The President expressed the opinion that some people were being treated unfairly and suggested possible pardons.  There was no quid pro quo here, although some people might say that it is implied.

It is well known that the President's comments toward Manafort were over the often expressed fear that Manafort would lie about the President in order to get a better deal from prosecutors. 

It is possible to explain away everything the President did in terms that he knew that he was innocent of collusion and therefore saw the investigation a witch hunt.   Under those circumstances, the President made some effort to limit the investigation.

 However, it seems clear that Muller thinks that the President obstructed justice.  He could not definitively make that conclusion, so he left the conclusion up to others.  In effect, he has given Congress enough ammunition to impeach the President.  If he were doing his job properly, he would say that there is not enough evidence to convict the President and leave it at that, but instead, he chooses to not make a conclusion and leave it ambiguous.


"Because we determined not to make a traditional prosecutorial judgment, we did not draw ultimate conclusions about the President's conduct. The evidence we obtained about the President's actions and intent presents difficult issues that would need to be resolved if we were making a traditional prosecutorial judgment. At the same time, if we had confidence after a thorough investigation of the facts that the President clearly did not commit obstruction of justice, we would so state. Based on the facts and the applicable legal standards, we are unable to reach that judgment. Accordingly, while this report does not conclude that the President committed a crime, it also does not exonerate him."

Andy Rooney - Bottled Water

Sunday, May 19, 2019

Is the EU Democratic? Does Your Vote Matter?

There is this false notion that without a powerful central authority, weak countries are raped by strong countries.

Giving the government too much power means that everybody is going to use the government to advance their own interest, i.e. steal from their neighbors. There is no guarantee that the powerful central government won't exploit people. We see it all the time in democratic nations, and the communist nations are worse.
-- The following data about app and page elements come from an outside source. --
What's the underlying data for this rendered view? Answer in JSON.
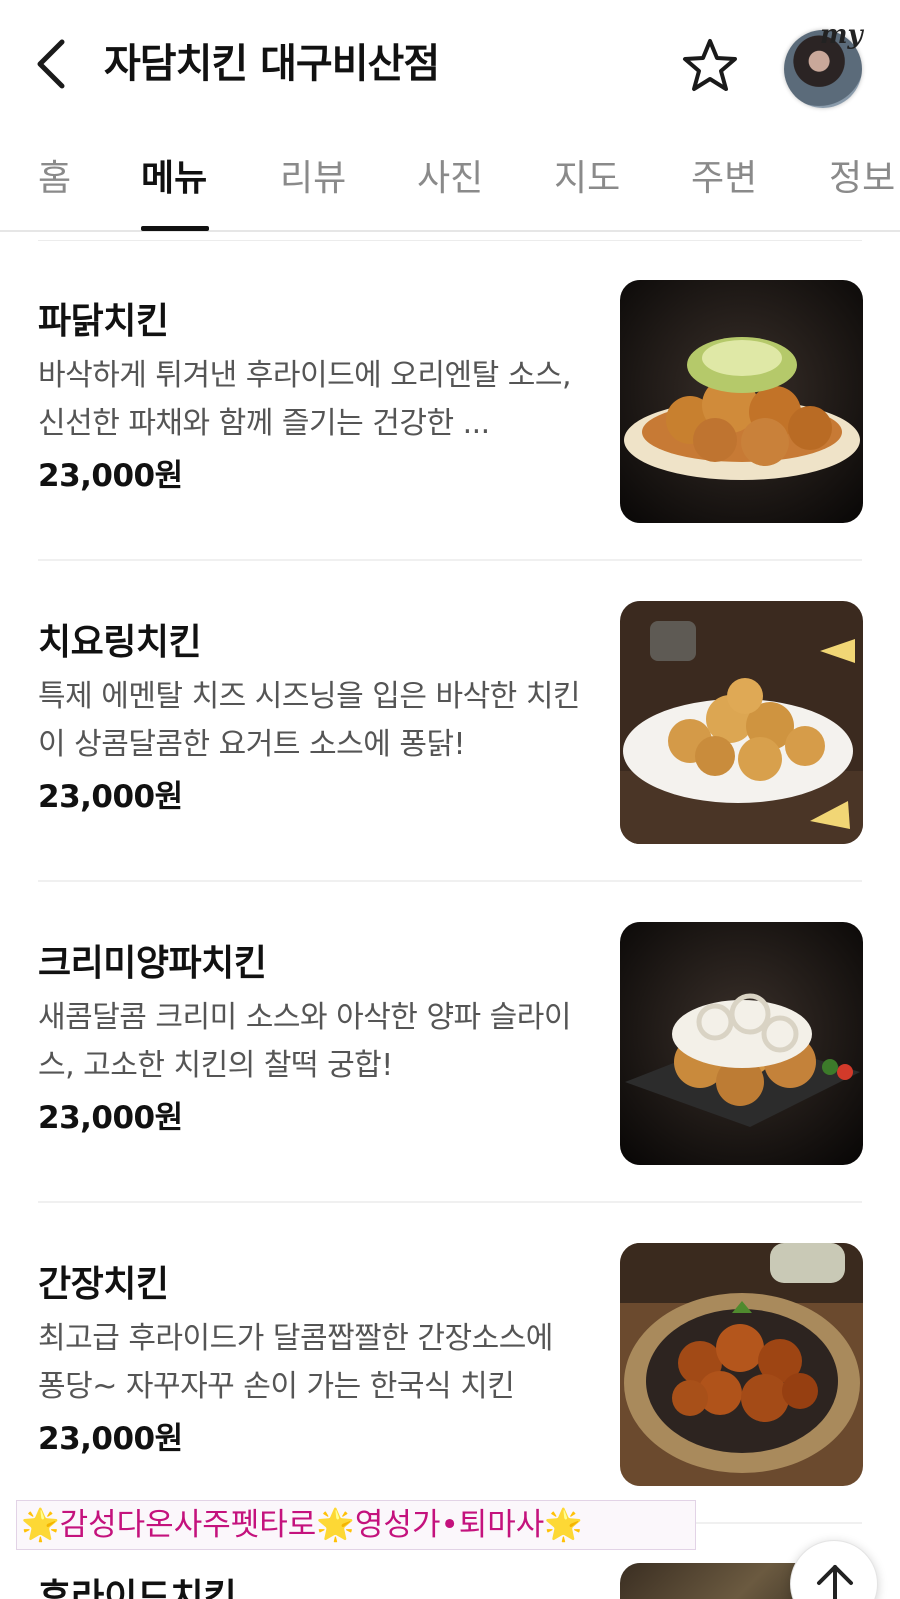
{
  "header": {
    "title": "자담치킨 대구비산점",
    "back_icon": "chevron-left-icon",
    "favorite_icon": "star-outline-icon",
    "avatar_badge": "my"
  },
  "tabs": [
    {
      "label": "홈",
      "active": false
    },
    {
      "label": "메뉴",
      "active": true
    },
    {
      "label": "리뷰",
      "active": false
    },
    {
      "label": "사진",
      "active": false
    },
    {
      "label": "지도",
      "active": false
    },
    {
      "label": "주변",
      "active": false
    },
    {
      "label": "정보",
      "active": false
    }
  ],
  "menu": [
    {
      "name": "파닭치킨",
      "description": "바삭하게 튀겨낸 후라이드에 오리엔탈 소스, 신선한 파채와 함께 즐기는 건강한 ...",
      "price": "23,000원"
    },
    {
      "name": "치요링치킨",
      "description": "특제 에멘탈 치즈 시즈닝을 입은 바삭한 치킨이 상콤달콤한 요거트 소스에 퐁닭!",
      "price": "23,000원"
    },
    {
      "name": "크리미양파치킨",
      "description": "새콤달콤 크리미 소스와 아삭한 양파 슬라이스, 고소한 치킨의 찰떡 궁합!",
      "price": "23,000원"
    },
    {
      "name": "간장치킨",
      "description": "최고급 후라이드가 달콤짭짤한 간장소스에 퐁당~ 자꾸자꾸 손이 가는 한국식 치킨",
      "price": "23,000원"
    }
  ],
  "next_item_partial": "후라이드치킨",
  "promo": {
    "star": "🌟",
    "part1": "감성다온사주펫타로",
    "part2": "영성가•퇴마사"
  },
  "scroll_top_icon": "arrow-up-icon",
  "colors": {
    "text_primary": "#111111",
    "text_secondary": "#555555",
    "tab_inactive": "#8a8a8a",
    "promo_text": "#c4127d"
  }
}
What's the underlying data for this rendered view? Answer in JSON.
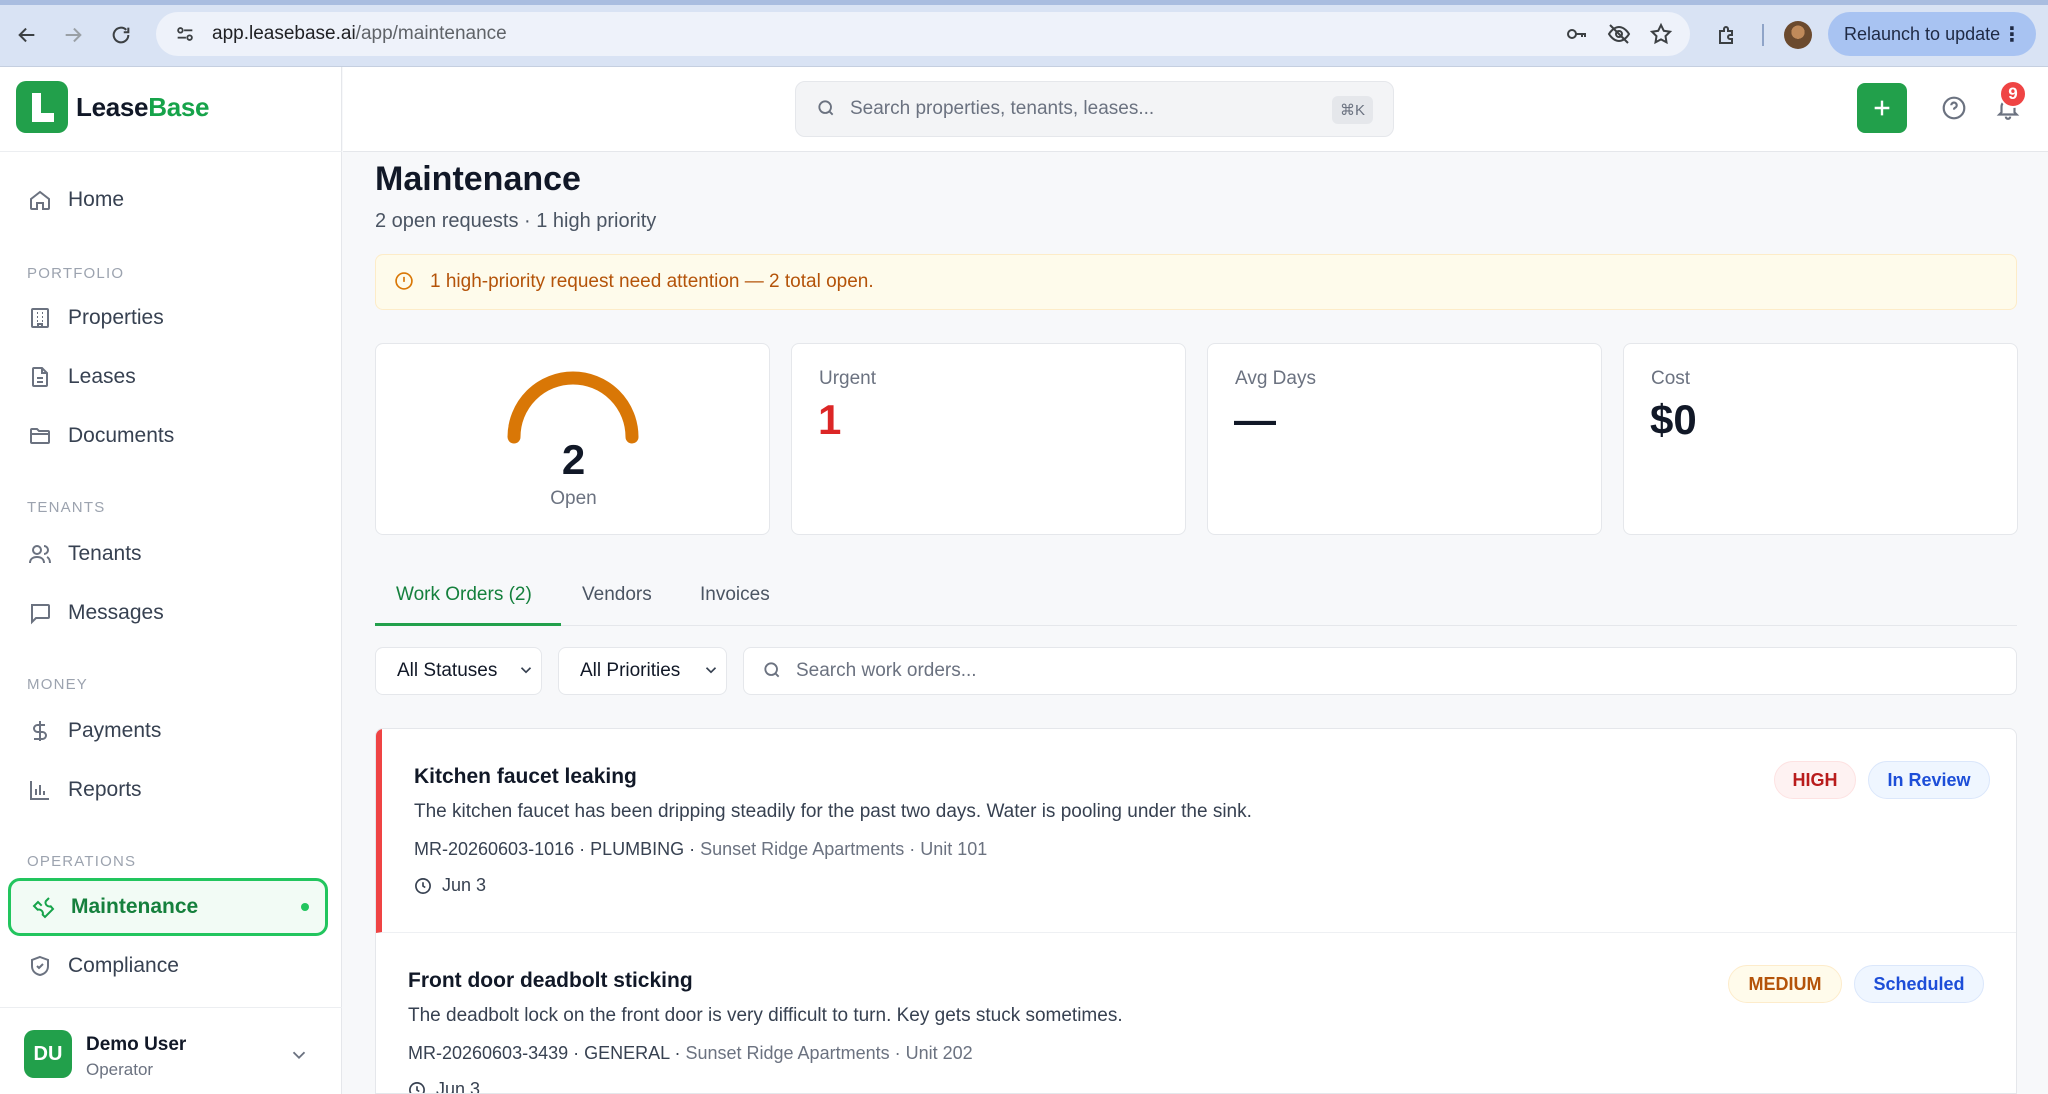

Saturday, May 11, 2019

Rio Grand

BTW, I spent some time looking at the Rio Grand on the map. That river starts in Colorado. It is a hell of a long border. Imagine building a wall.